Problem to solve: Print the data that follows without changing a single word.

----

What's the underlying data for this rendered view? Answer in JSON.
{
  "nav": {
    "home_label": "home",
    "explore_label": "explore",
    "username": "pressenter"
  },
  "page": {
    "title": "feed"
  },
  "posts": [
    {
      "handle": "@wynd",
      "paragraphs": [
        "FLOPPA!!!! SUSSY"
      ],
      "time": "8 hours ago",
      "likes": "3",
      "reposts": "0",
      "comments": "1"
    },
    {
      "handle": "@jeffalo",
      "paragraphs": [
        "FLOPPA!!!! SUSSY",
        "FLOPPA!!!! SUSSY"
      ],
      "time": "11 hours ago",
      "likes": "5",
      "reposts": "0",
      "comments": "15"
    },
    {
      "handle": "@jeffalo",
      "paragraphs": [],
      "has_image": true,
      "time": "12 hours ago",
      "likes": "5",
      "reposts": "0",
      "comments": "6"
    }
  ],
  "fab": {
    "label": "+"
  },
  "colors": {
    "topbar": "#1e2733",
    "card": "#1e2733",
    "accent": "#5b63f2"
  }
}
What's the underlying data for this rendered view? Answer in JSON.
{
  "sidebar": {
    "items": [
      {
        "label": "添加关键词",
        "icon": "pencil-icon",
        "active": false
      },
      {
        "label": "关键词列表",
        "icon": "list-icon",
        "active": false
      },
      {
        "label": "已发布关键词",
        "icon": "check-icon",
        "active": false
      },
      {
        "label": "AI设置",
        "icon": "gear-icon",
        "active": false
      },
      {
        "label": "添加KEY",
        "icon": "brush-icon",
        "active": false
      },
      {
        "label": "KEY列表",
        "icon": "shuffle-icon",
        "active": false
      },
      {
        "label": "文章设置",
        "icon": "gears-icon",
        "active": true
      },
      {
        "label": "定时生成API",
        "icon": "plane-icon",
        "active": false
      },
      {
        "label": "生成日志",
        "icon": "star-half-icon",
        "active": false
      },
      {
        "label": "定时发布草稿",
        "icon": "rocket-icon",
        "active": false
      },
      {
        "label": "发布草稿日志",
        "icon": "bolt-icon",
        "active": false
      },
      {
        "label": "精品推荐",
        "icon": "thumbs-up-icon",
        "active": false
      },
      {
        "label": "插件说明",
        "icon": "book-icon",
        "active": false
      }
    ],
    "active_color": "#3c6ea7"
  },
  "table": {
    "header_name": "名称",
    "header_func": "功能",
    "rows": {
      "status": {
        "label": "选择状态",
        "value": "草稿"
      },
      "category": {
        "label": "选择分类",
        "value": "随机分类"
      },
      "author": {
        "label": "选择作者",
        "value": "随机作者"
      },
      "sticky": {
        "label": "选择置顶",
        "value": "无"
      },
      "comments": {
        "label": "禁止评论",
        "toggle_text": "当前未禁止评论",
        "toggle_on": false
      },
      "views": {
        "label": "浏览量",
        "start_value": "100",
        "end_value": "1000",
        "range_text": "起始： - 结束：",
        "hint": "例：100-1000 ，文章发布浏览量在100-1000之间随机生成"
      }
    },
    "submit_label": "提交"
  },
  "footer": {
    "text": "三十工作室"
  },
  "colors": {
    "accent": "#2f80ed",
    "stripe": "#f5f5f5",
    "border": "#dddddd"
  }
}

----

Written response:
What's the underlying data for this rendered view? Answer in JSON.
{
  "nav": {
    "home_label": "home",
    "explore_label": "explore",
    "username": "pressenter"
  },
  "page": {
    "title": "feed"
  },
  "posts": [
    {
      "handle": "@wynd",
      "paragraphs": [
        "FLOPPA!!!! SUSSY"
      ],
      "time": "8 hours ago",
      "likes": "3",
      "reposts": "0",
      "comments": "1"
    },
    {
      "handle": "@jeffalo",
      "paragraphs": [
        "FLOPPA!!!! SUSSY",
        "FLOPPA!!!! SUSSY"
      ],
      "time": "11 hours ago",
      "likes": "5",
      "reposts": "0",
      "comments": "15"
    },
    {
      "handle": "@jeffalo",
      "paragraphs": [],
      "has_image": true,
      "time": "12 hours ago",
      "likes": "5",
      "reposts": "0",
      "comments": "6"
    }
  ],
  "fab": {
    "label": "+"
  },
  "colors": {
    "topbar": "#1e2733",
    "card": "#1e2733",
    "accent": "#5b63f2"
  }
}
What's the underlying data for this rendered view? Answer in JSON.
{
  "sidebar": {
    "items": [
      {
        "label": "添加关键词",
        "icon": "pencil-icon",
        "active": false
      },
      {
        "label": "关键词列表",
        "icon": "list-icon",
        "active": false
      },
      {
        "label": "已发布关键词",
        "icon": "check-icon",
        "active": false
      },
      {
        "label": "AI设置",
        "icon": "gear-icon",
        "active": false
      },
      {
        "label": "添加KEY",
        "icon": "brush-icon",
        "active": false
      },
      {
        "label": "KEY列表",
        "icon": "shuffle-icon",
        "active": false
      },
      {
        "label": "文章设置",
        "icon": "gears-icon",
        "active": true
      },
      {
        "label": "定时生成API",
        "icon": "plane-icon",
        "active": false
      },
      {
        "label": "生成日志",
        "icon": "star-half-icon",
        "active": false
      },
      {
        "label": "定时发布草稿",
        "icon": "rocket-icon",
        "active": false
      },
      {
        "label": "发布草稿日志",
        "icon": "bolt-icon",
        "active": false
      },
      {
        "label": "精品推荐",
        "icon": "thumbs-up-icon",
        "active": false
      },
      {
        "label": "插件说明",
        "icon": "book-icon",
        "active": false
      }
    ],
    "active_color": "#3c6ea7"
  },
  "table": {
    "header_name": "名称",
    "header_func": "功能",
    "rows": {
      "status": {
        "label": "选择状态",
        "value": "草稿"
      },
      "category": {
        "label": "选择分类",
        "value": "随机分类"
      },
      "author": {
        "label": "选择作者",
        "value": "随机作者"
      },
      "sticky": {
        "label": "选择置顶",
        "value": "无"
      },
      "comments": {
        "label": "禁止评论",
        "toggle_text": "当前未禁止评论",
        "toggle_on": false
      },
      "views": {
        "label": "浏览量",
        "start_value": "100",
        "end_value": "1000",
        "range_text": "起始： - 结束：",
        "hint": "例：100-1000 ，文章发布浏览量在100-1000之间随机生成"
      }
    },
    "submit_label": "提交"
  },
  "footer": {
    "text": "三十工作室"
  },
  "colors": {
    "accent": "#2f80ed",
    "stripe": "#f5f5f5",
    "border": "#dddddd"
  }
}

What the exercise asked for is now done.